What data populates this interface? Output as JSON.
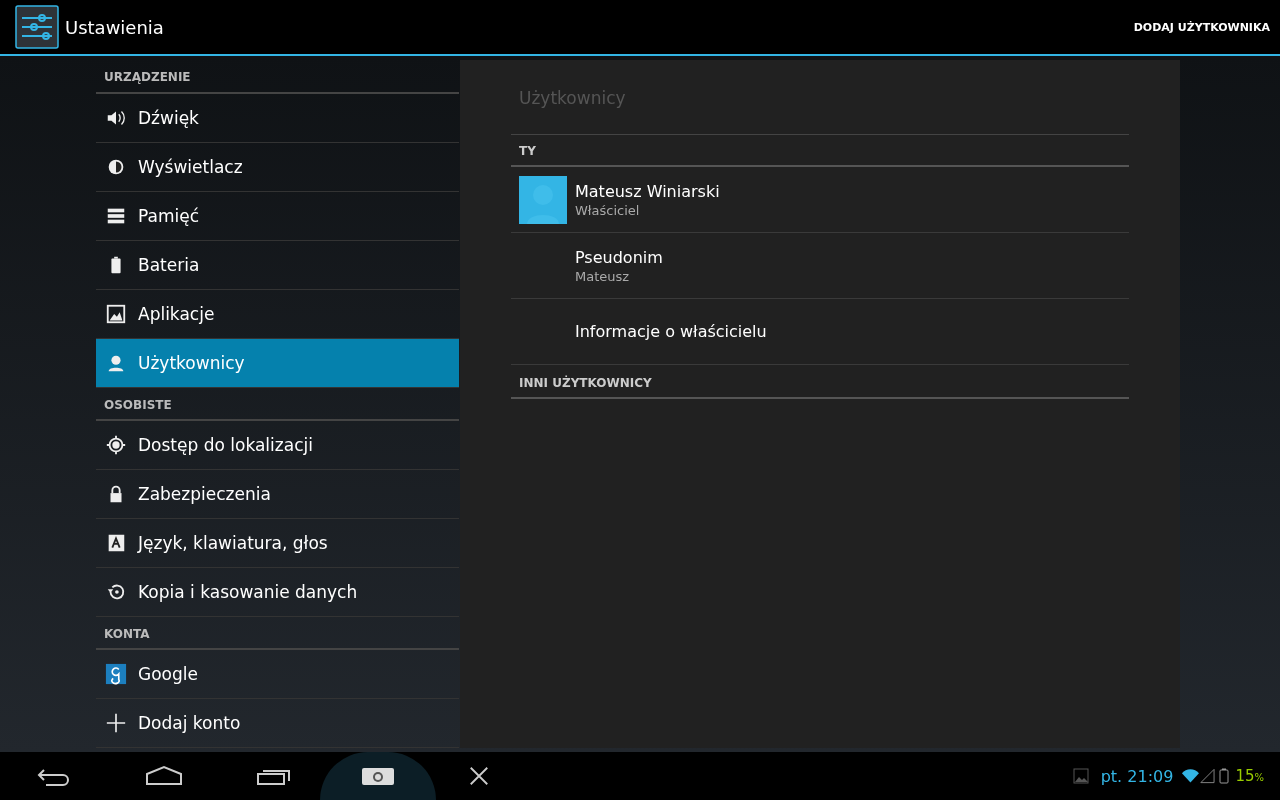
{
  "action_bar": {
    "title": "Ustawienia",
    "action": "DODAJ UŻYTKOWNIKA"
  },
  "sidebar": {
    "sections": [
      {
        "title": "URZĄDZENIE",
        "items": [
          {
            "label": "Dźwięk",
            "selected": false
          },
          {
            "label": "Wyświetlacz",
            "selected": false
          },
          {
            "label": "Pamięć",
            "selected": false
          },
          {
            "label": "Bateria",
            "selected": false
          },
          {
            "label": "Aplikacje",
            "selected": false
          },
          {
            "label": "Użytkownicy",
            "selected": true
          }
        ]
      },
      {
        "title": "OSOBISTE",
        "items": [
          {
            "label": "Dostęp do lokalizacji",
            "selected": false
          },
          {
            "label": "Zabezpieczenia",
            "selected": false
          },
          {
            "label": "Język, klawiatura, głos",
            "selected": false
          },
          {
            "label": "Kopia i kasowanie danych",
            "selected": false
          }
        ]
      },
      {
        "title": "KONTA",
        "items": [
          {
            "label": "Google",
            "selected": false
          },
          {
            "label": "Dodaj konto",
            "selected": false
          }
        ]
      }
    ]
  },
  "panel": {
    "title": "Użytkownicy",
    "groups": [
      {
        "title": "TY",
        "rows": [
          {
            "kind": "user",
            "title": "Mateusz Winiarski",
            "summary": "Właściciel"
          },
          {
            "kind": "plain",
            "title": "Pseudonim",
            "summary": "Mateusz"
          },
          {
            "kind": "plain",
            "title": "Informacje o właścicielu"
          }
        ]
      },
      {
        "title": "INNI UŻYTKOWNICY"
      }
    ]
  },
  "status_bar": {
    "time": "pt. 21:09",
    "battery": "15",
    "battery_unit": "%"
  }
}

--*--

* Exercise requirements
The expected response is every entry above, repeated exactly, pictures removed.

* Exercise result
What data populates this interface? Output as JSON.
{
  "action_bar": {
    "title": "Ustawienia",
    "action": "DODAJ UŻYTKOWNIKA"
  },
  "sidebar": {
    "sections": [
      {
        "title": "URZĄDZENIE",
        "items": [
          {
            "label": "Dźwięk",
            "selected": false
          },
          {
            "label": "Wyświetlacz",
            "selected": false
          },
          {
            "label": "Pamięć",
            "selected": false
          },
          {
            "label": "Bateria",
            "selected": false
          },
          {
            "label": "Aplikacje",
            "selected": false
          },
          {
            "label": "Użytkownicy",
            "selected": true
          }
        ]
      },
      {
        "title": "OSOBISTE",
        "items": [
          {
            "label": "Dostęp do lokalizacji",
            "selected": false
          },
          {
            "label": "Zabezpieczenia",
            "selected": false
          },
          {
            "label": "Język, klawiatura, głos",
            "selected": false
          },
          {
            "label": "Kopia i kasowanie danych",
            "selected": false
          }
        ]
      },
      {
        "title": "KONTA",
        "items": [
          {
            "label": "Google",
            "selected": false
          },
          {
            "label": "Dodaj konto",
            "selected": false
          }
        ]
      }
    ]
  },
  "panel": {
    "title": "Użytkownicy",
    "groups": [
      {
        "title": "TY",
        "rows": [
          {
            "kind": "user",
            "title": "Mateusz Winiarski",
            "summary": "Właściciel"
          },
          {
            "kind": "plain",
            "title": "Pseudonim",
            "summary": "Mateusz"
          },
          {
            "kind": "plain",
            "title": "Informacje o właścicielu"
          }
        ]
      },
      {
        "title": "INNI UŻYTKOWNICY"
      }
    ]
  },
  "status_bar": {
    "time": "pt. 21:09",
    "battery": "15",
    "battery_unit": "%"
  }
}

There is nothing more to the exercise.